Many of us are sick like this. Many of the most compassionate and accomplished people I know still struggle with the belief that they are fundamentally bad and wrong. They certainly have trouble believing that they are intrinsically worthy of being loved. I have struggled with this, too—to the point that it has become my life’s work to dismantle the lie.
My best tool against my distorted habit of self-hatred is to write myself daily letters from love. I have done this for nearly twenty-five years. This practice has carried me through a quarter of a century of challenges—through two marriages and two divorces, through losing the love of my life to cancer, to facing my own addictions and shortcomings. I have certainly had plenty of opportunities to pick up burdens of despair and shame. Through it all, I have managed to find (if only I listen openly and carefully enough) a compassionate voice within that I can tap into, when I need to hear words of love, compassion, and reassurance.
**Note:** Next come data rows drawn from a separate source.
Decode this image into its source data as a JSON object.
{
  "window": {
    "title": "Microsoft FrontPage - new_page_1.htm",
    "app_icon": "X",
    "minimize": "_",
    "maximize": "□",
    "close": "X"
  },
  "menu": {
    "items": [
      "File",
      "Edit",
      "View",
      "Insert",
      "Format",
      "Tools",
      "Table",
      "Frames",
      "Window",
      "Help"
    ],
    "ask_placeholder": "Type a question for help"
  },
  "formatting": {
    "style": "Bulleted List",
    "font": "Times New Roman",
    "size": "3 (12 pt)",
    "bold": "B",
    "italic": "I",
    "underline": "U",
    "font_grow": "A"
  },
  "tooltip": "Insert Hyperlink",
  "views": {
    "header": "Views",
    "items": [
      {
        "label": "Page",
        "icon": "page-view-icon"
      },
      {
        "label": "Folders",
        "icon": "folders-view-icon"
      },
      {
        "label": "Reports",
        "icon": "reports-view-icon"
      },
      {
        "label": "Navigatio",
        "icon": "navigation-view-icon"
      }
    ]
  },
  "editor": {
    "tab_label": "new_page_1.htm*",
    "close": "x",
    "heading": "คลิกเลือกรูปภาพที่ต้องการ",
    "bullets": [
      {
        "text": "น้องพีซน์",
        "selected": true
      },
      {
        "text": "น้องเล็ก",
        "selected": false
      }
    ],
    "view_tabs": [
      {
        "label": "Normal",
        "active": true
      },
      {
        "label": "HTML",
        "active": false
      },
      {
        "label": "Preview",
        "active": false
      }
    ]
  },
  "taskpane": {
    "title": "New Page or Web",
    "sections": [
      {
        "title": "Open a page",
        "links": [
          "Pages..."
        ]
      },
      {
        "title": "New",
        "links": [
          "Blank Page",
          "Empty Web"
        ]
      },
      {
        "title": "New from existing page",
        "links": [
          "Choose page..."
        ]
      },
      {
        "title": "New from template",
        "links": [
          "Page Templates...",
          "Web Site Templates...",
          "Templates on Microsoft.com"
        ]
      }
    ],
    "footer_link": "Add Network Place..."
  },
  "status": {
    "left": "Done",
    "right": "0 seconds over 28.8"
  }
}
I believe there is a voice of love that is constantly available to all of us—and that it dwells within. I believe that love is our default setting. I believe that simple affection and a stance of unguarded self-friendliness is the natural state of a human being toward herself: Why would it be otherwise? We are the one person we will spend our entire lives with! Why would we be wired to hate the one we are always with, the one we are? It doesn’t even make sense, as the Dalai Lama pointed out.
I invite you today to come back to your true nature of self-friendliness by writing yourself a letter from love. This is not fancy writing, so don’t overthink it. Just write what you have always wished that somebody else would say to you. Give yourself reassurance, forgiveness, affection. You already know how to do this, because you have spoken to other people with loving kindness in your life: It is no different when addressing the self. Write the words that you would say to a beloved friend who was having a tough time—or even a stranger. Write the words that you have offered to other people you loved, who were suffering. Why would you not be entitled to the same grace and kindness? Are you different from everyone else? Are we all not equally in need of mercy and gentleness? We all want to practice universal human compassion, right? But universal human compassion that does not include you is not, by definition, universal. So put down the knife you’ve been holding to your throat, and pick up a pen.
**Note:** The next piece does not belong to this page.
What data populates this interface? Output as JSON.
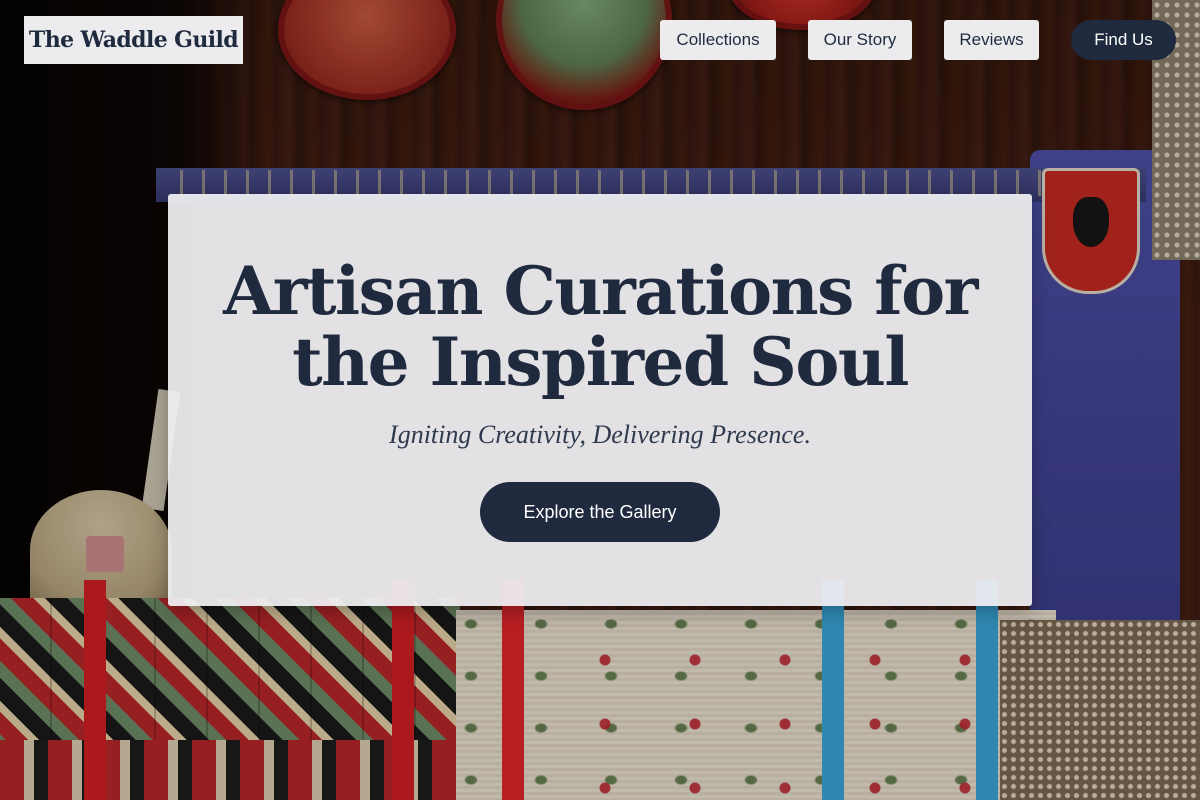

Your prompt for the week:
Write a letter from love. Begin your letter with this question: “Dear Love, What would you have me know today?”
And then let love itself write a letter to you. Trust that you are worthy of this compassion and affection. And trust—please trust, my friend—that every word of your letter is true.
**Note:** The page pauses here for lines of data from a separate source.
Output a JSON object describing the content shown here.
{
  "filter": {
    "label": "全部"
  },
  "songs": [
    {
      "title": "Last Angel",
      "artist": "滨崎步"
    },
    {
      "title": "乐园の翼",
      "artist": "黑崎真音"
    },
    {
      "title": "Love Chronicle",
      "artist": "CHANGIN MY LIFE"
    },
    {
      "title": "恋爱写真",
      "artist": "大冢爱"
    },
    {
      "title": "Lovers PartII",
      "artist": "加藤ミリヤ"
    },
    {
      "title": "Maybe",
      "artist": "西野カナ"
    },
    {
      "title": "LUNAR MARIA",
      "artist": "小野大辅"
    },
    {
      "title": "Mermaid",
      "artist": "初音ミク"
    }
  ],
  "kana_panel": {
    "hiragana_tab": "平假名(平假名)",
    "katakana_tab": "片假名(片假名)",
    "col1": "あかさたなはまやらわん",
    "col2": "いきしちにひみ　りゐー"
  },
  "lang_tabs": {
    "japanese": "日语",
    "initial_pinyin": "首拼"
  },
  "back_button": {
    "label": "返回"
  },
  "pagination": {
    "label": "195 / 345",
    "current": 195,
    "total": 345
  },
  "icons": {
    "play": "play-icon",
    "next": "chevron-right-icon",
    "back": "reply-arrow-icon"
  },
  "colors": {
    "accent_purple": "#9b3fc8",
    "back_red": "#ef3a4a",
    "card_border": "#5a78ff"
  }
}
Elizabeth Gilbert is the author of ten books of fiction and non-fiction—most famously her 2006 memoir Eat Pray Love, which was translated into over thirty languages and sold twelve million copies worldwide. Her TED talk on creative genius is one of the 20 most viewed TED talks of all time, and her book Big Magic has helped untold numbers of readers choose lives of curiosity over fear. Most of all, she just wants everyone to have a nice time. Subscribe to Liz’s newsletter, Letters from Love.
For more paid subscriber benefits, see—
My Year of Love, a photo essay of what I thought was the worst year of my life but was in fact so much more
Shame Shepherds & Grace for Fuck-Ups, an installment of my advice column Dear Susu, where I tackle the question, “How do I get out of my own way so that I can write what needs to be written most?”
Creating Beyond Fear, a video replay of my Studio Visit with the dazzling Elizabeth Gilbert, where we talk about being 1% more curious than afraid and get a tour of her church-turned-creative-sanctuary